**What to produce:** Scan the entries below and give the number of lines containing "Internet", with no accompanying words.

☆ ☆ ☆ ☆ ☆

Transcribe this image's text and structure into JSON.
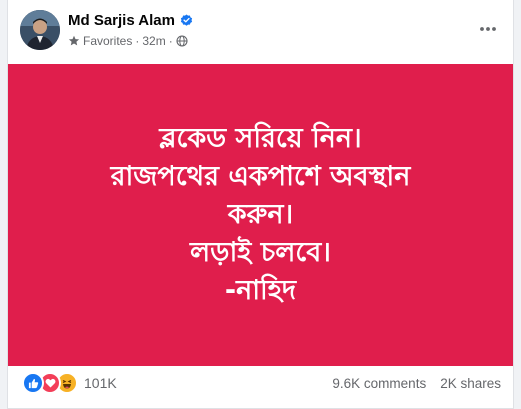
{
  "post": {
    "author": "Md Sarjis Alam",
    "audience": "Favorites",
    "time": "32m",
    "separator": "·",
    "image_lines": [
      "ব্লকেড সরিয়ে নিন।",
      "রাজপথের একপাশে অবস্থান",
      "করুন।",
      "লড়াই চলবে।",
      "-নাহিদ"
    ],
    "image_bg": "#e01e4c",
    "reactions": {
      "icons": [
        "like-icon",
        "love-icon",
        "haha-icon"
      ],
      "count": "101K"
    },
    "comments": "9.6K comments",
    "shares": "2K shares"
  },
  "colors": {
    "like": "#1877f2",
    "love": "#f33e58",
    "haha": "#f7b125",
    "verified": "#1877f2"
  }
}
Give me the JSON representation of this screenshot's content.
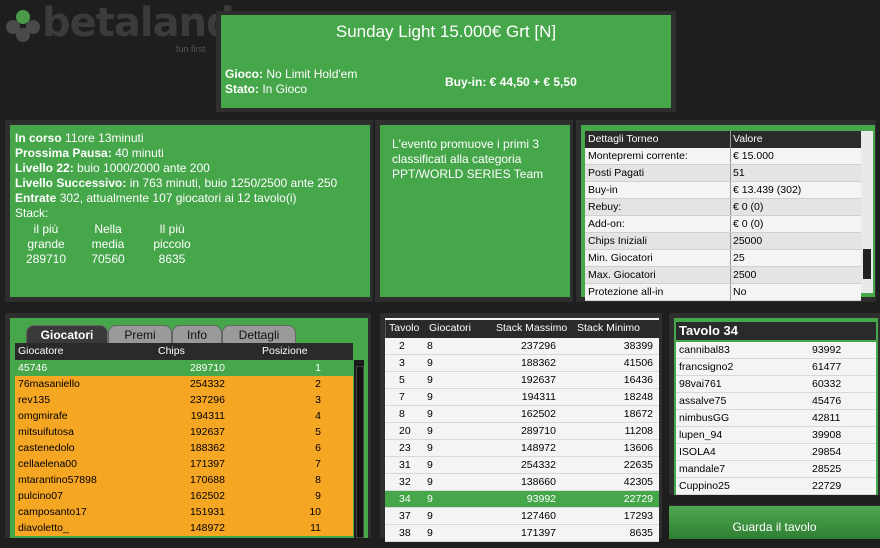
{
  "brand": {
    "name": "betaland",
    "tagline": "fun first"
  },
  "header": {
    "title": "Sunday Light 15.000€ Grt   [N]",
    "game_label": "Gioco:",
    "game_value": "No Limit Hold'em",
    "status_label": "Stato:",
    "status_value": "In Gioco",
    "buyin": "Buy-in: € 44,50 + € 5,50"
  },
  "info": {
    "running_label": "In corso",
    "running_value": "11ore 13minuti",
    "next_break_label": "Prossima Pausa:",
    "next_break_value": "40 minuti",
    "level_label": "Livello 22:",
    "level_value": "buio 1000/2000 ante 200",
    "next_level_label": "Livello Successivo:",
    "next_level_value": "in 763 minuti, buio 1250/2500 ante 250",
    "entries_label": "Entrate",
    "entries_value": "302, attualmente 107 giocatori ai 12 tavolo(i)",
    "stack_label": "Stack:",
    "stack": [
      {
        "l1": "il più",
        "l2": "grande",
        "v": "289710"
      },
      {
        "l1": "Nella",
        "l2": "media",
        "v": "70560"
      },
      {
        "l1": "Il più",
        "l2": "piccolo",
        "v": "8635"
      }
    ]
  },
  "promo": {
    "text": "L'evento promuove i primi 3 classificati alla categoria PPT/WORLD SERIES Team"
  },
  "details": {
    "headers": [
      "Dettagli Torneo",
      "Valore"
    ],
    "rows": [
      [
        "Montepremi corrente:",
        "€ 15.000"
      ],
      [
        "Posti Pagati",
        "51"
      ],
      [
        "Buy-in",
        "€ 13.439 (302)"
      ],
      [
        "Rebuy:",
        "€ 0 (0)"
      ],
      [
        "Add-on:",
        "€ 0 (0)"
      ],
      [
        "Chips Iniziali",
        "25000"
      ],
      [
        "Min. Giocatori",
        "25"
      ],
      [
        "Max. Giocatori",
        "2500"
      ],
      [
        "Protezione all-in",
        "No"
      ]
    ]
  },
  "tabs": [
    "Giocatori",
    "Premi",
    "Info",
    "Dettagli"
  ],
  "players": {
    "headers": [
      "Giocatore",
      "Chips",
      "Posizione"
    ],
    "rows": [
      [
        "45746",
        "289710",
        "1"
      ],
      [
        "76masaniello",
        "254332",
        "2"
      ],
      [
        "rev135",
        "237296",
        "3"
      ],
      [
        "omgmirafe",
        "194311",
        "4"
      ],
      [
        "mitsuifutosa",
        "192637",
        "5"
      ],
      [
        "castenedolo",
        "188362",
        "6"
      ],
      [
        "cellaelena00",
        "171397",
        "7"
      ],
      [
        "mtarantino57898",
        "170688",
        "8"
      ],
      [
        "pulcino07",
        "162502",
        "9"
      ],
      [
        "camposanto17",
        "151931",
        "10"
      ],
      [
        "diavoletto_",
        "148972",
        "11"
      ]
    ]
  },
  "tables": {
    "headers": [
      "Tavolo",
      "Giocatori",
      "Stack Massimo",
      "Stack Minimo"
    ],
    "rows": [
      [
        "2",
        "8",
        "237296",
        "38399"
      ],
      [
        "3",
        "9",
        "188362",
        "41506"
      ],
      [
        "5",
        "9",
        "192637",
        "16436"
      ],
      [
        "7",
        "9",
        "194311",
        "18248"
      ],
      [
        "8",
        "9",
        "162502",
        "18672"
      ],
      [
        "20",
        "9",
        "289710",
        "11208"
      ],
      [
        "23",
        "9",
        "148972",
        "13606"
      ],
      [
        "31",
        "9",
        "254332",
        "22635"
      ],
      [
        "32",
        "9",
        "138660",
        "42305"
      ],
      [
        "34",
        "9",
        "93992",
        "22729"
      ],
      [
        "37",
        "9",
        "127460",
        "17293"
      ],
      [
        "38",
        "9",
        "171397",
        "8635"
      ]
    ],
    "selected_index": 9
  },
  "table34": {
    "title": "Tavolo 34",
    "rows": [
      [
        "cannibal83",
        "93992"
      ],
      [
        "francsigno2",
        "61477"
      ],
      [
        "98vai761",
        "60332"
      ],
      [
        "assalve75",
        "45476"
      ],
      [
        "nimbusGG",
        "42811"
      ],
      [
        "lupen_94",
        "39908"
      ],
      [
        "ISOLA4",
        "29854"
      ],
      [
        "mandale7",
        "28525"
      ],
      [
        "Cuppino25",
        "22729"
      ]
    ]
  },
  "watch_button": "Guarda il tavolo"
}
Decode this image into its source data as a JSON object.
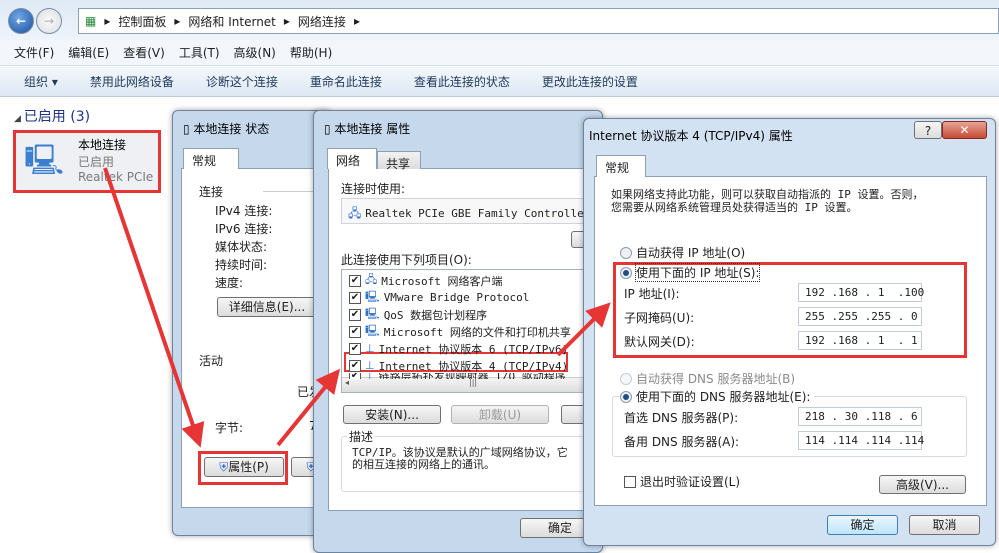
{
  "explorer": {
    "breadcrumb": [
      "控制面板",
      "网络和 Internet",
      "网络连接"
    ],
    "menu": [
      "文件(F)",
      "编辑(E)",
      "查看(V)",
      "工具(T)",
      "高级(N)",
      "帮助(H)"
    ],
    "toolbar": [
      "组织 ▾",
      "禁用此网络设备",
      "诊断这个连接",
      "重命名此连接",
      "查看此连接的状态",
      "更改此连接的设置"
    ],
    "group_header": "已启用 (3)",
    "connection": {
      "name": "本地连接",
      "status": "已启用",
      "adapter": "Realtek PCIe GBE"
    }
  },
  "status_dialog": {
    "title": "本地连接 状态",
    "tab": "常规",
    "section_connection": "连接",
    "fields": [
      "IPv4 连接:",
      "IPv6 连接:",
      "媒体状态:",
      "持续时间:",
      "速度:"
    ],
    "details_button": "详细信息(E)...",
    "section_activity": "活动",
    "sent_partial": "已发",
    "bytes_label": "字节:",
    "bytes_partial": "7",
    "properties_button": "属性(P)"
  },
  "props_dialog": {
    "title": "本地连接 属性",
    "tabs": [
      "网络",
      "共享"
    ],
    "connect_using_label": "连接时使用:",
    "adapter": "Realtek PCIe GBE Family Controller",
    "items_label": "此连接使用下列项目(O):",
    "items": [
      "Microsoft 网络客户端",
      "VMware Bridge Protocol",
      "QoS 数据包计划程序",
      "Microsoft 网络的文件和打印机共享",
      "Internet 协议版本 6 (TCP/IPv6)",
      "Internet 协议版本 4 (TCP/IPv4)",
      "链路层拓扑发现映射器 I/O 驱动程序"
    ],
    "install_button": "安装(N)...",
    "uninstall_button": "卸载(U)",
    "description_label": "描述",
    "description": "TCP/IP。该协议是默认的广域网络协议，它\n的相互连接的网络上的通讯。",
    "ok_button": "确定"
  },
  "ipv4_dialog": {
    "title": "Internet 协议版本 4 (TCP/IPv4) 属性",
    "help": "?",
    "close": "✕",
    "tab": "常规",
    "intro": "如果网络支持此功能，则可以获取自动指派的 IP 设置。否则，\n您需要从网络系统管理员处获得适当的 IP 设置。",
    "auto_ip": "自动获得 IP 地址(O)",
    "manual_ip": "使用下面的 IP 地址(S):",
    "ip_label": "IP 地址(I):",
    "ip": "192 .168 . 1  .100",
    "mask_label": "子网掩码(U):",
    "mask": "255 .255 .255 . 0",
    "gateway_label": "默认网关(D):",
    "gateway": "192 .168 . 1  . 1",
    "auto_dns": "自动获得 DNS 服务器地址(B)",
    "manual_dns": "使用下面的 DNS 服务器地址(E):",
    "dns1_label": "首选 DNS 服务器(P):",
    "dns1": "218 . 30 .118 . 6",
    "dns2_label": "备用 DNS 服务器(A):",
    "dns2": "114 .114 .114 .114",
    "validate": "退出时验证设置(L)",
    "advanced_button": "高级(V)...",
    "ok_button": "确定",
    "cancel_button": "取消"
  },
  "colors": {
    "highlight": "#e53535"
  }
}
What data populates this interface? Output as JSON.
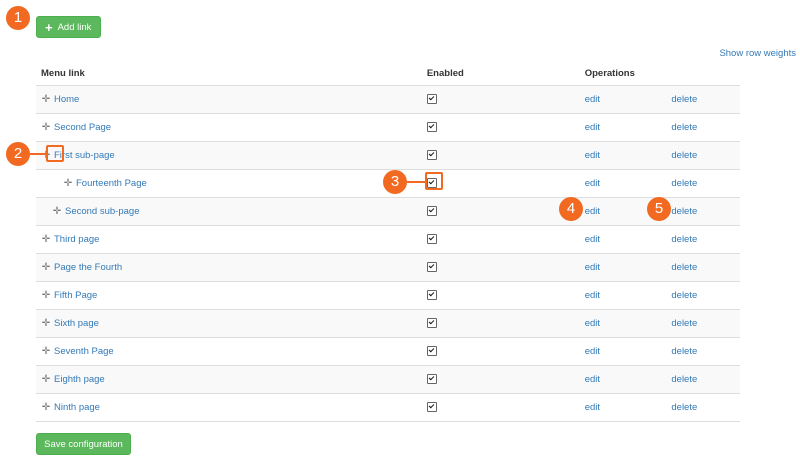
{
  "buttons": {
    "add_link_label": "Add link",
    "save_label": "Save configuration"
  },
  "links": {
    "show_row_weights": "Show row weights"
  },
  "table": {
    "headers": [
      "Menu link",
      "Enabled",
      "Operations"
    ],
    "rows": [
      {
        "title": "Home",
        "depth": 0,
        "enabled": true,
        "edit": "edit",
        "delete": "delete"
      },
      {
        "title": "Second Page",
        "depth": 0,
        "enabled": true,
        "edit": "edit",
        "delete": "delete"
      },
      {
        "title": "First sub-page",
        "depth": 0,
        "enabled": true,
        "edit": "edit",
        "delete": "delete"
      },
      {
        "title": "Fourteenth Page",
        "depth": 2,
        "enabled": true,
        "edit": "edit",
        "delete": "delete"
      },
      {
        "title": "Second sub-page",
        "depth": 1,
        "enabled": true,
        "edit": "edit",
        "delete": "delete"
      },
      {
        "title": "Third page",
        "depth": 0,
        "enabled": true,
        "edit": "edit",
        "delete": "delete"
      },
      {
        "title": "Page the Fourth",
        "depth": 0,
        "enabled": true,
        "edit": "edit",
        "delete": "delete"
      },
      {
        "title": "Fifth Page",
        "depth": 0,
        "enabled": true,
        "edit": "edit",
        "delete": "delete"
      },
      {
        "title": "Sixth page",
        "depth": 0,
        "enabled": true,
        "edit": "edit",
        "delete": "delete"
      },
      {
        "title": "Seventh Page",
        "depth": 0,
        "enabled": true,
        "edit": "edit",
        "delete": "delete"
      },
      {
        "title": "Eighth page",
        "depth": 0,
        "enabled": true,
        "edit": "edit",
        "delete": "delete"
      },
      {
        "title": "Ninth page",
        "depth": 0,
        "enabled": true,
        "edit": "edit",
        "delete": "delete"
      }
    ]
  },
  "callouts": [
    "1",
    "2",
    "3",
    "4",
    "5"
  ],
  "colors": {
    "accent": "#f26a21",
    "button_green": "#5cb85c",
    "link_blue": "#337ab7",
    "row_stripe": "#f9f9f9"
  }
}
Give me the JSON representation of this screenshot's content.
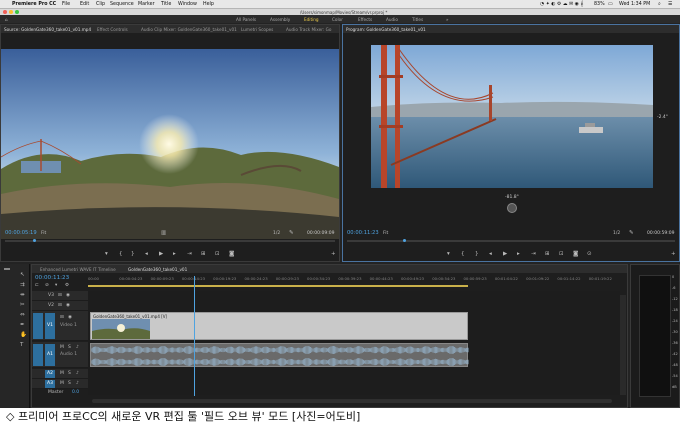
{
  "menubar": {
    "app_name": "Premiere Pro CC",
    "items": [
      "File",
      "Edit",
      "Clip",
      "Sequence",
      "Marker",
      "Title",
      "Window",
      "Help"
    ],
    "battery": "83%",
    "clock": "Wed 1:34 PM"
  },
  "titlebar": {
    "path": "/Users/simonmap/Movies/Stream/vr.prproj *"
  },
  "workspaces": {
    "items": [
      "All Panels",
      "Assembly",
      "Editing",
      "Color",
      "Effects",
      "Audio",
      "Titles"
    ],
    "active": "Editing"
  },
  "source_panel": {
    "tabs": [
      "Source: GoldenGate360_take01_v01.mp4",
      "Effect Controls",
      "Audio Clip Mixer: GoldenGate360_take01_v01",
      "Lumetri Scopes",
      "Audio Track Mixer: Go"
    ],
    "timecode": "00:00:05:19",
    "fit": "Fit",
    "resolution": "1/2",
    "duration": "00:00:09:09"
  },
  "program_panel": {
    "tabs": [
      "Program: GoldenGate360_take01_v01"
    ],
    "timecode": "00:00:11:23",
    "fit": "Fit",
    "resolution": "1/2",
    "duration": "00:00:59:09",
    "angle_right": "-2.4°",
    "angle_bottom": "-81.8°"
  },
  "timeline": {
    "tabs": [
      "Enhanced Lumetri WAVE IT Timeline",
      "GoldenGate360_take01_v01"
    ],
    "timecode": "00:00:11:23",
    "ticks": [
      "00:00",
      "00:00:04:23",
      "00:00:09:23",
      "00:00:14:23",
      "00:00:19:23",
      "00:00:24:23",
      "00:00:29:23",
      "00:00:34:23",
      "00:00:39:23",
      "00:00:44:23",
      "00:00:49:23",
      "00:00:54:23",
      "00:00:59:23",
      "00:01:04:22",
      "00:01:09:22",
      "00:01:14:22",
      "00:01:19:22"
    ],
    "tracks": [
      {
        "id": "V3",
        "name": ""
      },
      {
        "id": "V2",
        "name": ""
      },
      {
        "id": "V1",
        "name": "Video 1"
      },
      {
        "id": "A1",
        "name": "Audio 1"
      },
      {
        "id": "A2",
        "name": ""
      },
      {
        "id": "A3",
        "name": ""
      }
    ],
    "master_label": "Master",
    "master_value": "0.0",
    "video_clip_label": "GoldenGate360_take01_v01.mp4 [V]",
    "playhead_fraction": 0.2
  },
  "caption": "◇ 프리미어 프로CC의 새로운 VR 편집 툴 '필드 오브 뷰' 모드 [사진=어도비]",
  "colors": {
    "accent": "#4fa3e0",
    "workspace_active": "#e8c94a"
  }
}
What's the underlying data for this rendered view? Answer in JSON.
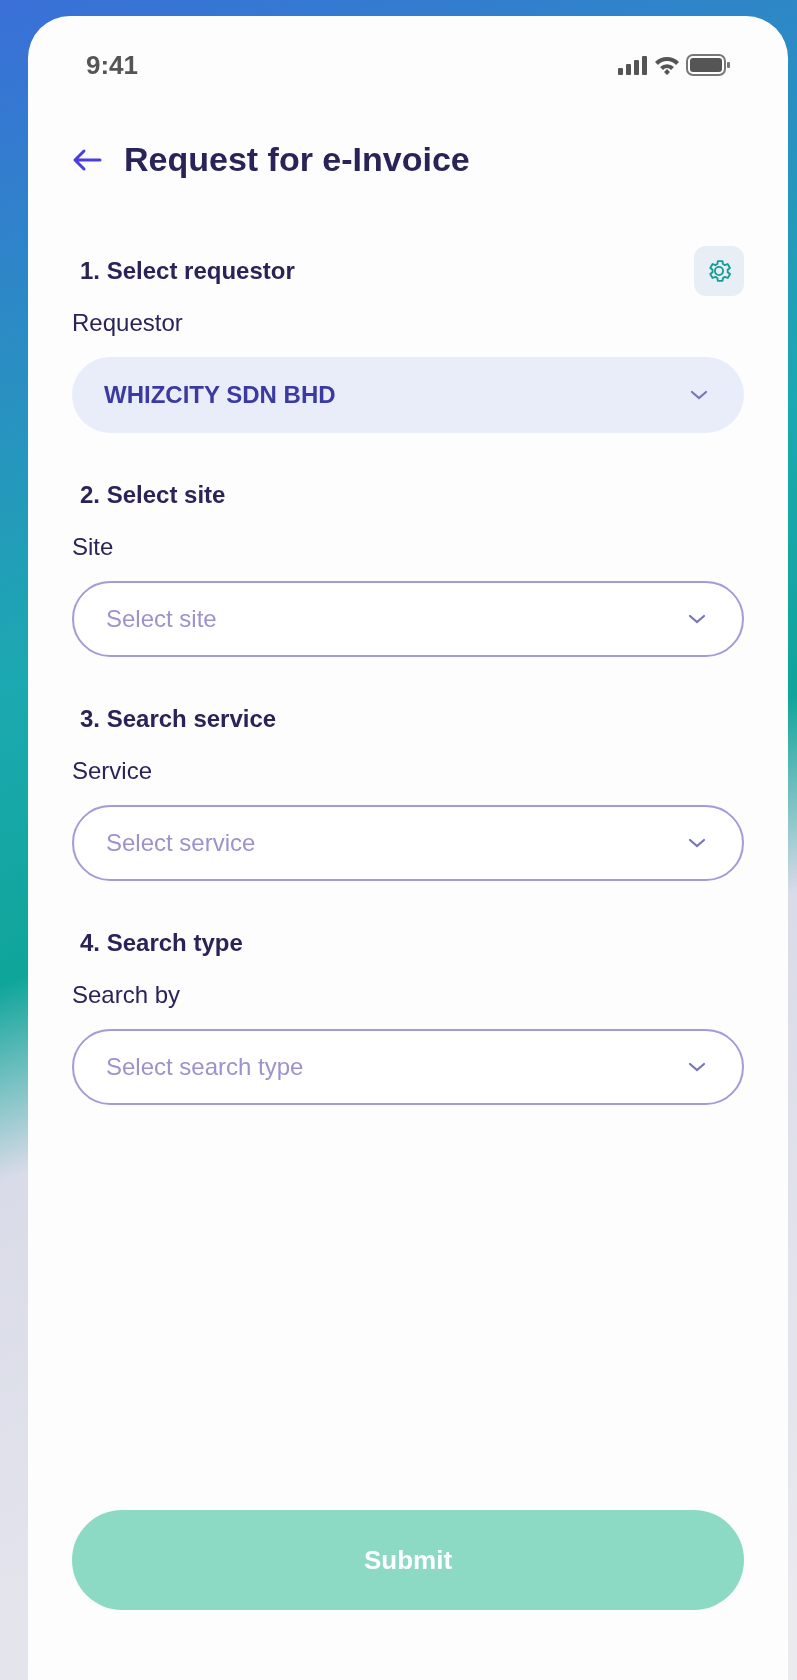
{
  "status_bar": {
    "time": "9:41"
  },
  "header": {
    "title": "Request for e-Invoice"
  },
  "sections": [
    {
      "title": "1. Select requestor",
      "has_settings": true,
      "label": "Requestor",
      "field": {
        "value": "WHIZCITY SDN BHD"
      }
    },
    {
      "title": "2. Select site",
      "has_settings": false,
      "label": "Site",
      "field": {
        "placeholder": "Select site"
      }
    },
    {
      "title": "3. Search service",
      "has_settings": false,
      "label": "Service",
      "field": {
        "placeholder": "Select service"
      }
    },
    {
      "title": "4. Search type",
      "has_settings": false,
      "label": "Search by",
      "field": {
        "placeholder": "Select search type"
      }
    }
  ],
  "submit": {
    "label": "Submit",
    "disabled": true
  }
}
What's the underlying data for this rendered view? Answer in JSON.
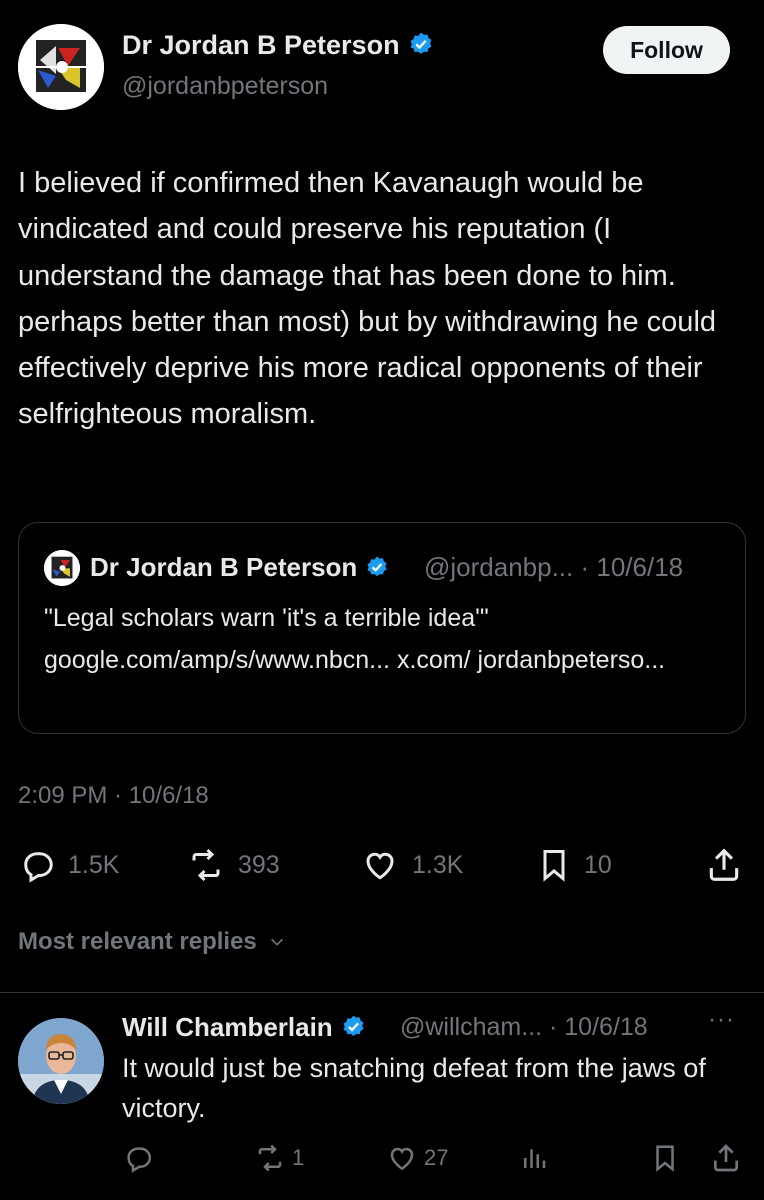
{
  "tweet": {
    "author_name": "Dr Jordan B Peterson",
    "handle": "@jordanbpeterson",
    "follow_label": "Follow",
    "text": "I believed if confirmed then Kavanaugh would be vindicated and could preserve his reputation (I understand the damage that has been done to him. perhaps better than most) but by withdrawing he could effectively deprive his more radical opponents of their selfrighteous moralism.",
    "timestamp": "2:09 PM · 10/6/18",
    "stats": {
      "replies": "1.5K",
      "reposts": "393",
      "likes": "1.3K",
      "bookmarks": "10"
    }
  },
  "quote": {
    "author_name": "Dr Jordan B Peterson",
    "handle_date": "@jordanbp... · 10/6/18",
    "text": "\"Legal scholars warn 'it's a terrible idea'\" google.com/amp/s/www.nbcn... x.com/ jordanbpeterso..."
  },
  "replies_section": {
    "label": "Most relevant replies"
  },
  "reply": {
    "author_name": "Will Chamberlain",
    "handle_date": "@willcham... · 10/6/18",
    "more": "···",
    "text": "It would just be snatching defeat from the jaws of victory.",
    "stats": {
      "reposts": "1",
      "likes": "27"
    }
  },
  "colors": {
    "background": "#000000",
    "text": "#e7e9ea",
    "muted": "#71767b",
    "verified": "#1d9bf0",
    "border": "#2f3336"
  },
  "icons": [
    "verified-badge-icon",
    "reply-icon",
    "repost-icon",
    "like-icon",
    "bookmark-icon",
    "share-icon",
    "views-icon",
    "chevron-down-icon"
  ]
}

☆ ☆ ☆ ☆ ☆

**Exercise answer:** 4